**EXERCISE OBJECTIVE:** Review the listing and copy each line that holds the word "抢单职位".

**RAW DATA:**

┌──

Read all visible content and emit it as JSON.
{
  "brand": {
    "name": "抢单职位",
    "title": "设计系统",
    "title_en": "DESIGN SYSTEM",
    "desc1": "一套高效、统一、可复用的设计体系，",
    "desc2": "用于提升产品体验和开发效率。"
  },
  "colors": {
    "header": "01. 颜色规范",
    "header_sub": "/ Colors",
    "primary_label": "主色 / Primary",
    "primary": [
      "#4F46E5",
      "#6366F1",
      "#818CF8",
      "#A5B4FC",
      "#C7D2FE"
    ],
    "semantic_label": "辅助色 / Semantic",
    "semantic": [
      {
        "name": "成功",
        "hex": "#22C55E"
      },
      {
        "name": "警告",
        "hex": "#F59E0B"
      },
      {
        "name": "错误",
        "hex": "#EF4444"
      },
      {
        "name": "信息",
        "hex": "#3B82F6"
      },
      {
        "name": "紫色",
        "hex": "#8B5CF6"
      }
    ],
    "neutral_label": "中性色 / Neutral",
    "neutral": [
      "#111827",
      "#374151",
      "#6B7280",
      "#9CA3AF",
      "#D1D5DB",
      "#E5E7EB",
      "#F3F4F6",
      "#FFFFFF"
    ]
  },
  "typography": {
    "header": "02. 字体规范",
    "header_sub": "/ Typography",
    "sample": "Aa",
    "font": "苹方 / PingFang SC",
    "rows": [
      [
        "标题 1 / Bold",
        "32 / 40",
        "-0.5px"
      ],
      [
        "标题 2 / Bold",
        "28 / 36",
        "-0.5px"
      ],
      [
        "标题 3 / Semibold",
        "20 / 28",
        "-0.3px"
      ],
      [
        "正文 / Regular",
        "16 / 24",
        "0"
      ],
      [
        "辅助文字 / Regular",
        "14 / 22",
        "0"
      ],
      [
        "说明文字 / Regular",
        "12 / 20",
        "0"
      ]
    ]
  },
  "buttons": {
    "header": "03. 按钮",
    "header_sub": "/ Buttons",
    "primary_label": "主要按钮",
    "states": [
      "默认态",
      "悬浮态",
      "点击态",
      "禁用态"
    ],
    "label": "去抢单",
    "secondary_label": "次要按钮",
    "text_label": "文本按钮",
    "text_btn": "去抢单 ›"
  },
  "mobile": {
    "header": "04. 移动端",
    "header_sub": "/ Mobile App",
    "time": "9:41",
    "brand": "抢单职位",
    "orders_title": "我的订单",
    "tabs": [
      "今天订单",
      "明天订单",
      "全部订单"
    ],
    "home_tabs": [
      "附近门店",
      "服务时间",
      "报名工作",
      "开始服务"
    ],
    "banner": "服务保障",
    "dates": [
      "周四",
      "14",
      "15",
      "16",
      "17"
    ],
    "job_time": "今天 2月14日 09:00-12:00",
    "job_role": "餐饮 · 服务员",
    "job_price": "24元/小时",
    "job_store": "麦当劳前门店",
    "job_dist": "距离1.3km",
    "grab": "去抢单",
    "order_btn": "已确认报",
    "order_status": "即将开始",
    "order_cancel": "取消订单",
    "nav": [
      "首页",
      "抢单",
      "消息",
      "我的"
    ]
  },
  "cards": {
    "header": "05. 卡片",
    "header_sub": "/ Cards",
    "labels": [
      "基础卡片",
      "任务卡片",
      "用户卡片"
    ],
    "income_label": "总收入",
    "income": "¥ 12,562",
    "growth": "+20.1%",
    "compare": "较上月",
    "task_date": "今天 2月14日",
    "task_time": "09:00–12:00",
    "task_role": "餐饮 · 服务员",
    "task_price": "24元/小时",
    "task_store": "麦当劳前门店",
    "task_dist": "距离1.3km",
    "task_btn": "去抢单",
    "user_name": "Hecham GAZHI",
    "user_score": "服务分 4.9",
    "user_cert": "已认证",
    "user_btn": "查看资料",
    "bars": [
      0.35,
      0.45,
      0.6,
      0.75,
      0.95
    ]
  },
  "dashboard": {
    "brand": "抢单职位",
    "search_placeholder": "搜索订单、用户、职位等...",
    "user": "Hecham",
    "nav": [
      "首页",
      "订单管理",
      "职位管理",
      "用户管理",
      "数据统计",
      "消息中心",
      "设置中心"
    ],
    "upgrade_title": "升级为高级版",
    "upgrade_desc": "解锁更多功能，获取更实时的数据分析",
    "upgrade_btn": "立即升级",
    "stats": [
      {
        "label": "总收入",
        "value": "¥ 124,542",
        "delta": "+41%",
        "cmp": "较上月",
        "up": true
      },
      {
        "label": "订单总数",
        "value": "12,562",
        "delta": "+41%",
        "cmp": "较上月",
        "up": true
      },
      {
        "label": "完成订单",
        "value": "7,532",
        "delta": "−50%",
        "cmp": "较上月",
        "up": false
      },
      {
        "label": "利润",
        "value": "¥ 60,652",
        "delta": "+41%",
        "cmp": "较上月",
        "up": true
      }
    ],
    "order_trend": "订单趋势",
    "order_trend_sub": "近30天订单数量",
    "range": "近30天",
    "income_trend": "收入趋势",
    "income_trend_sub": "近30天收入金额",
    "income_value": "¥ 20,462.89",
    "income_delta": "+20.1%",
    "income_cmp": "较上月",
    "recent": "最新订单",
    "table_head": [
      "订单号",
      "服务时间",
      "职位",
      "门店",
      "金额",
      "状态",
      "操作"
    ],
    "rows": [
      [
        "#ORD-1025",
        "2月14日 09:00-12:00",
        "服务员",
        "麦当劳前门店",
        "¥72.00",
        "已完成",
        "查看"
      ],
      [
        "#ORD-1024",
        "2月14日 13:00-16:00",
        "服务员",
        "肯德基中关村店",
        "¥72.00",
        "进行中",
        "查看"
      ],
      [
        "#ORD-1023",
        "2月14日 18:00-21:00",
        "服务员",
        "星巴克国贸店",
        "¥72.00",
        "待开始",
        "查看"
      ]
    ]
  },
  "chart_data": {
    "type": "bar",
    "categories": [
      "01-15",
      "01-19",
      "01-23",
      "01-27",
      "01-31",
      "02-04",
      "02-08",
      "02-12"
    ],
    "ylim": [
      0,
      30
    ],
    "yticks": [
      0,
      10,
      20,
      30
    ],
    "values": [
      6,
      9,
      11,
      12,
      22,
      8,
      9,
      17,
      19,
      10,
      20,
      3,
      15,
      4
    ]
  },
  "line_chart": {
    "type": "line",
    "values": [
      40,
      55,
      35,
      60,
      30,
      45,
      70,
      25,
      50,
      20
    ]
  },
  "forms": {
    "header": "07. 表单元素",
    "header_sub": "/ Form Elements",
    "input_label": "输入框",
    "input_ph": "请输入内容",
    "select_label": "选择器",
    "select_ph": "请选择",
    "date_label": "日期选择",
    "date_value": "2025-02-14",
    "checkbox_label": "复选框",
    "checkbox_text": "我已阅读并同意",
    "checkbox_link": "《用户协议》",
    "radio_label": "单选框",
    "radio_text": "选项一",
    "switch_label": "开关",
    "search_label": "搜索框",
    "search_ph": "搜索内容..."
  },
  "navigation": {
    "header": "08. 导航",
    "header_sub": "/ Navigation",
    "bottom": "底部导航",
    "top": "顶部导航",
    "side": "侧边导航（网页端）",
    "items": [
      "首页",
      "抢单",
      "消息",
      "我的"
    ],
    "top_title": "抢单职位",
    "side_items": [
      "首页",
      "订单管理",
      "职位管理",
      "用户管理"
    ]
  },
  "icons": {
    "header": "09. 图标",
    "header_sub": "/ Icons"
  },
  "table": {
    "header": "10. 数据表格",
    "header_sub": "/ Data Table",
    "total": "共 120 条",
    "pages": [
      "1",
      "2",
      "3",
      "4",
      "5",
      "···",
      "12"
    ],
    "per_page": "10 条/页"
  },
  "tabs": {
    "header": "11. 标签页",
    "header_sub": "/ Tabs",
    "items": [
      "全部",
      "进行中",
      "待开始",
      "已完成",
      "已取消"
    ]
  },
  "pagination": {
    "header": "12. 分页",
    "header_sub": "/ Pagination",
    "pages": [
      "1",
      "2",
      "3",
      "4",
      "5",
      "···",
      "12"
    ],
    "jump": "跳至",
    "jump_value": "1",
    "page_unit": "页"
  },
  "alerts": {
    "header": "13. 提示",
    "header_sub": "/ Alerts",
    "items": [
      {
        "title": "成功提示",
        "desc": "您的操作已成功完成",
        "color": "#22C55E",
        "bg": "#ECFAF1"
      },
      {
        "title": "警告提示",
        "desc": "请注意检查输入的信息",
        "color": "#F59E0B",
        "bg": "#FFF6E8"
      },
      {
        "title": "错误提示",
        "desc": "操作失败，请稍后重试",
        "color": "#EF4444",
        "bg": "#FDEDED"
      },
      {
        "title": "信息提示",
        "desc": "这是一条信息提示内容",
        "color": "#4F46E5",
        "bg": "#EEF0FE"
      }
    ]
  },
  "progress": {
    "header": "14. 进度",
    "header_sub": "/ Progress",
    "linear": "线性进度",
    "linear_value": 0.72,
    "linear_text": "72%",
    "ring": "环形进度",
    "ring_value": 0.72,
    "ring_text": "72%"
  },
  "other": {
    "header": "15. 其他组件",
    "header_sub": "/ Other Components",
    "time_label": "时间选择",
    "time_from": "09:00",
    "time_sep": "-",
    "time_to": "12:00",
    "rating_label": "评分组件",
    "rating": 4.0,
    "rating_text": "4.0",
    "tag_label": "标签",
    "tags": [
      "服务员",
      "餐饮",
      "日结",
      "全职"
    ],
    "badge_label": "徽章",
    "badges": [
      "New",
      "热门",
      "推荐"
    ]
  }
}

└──

**OUTPUT OF THE TASK:**
    "name": "抢单职位",
    "brand": "抢单职位",
    "brand": "抢单职位",
    "top_title": "抢单职位",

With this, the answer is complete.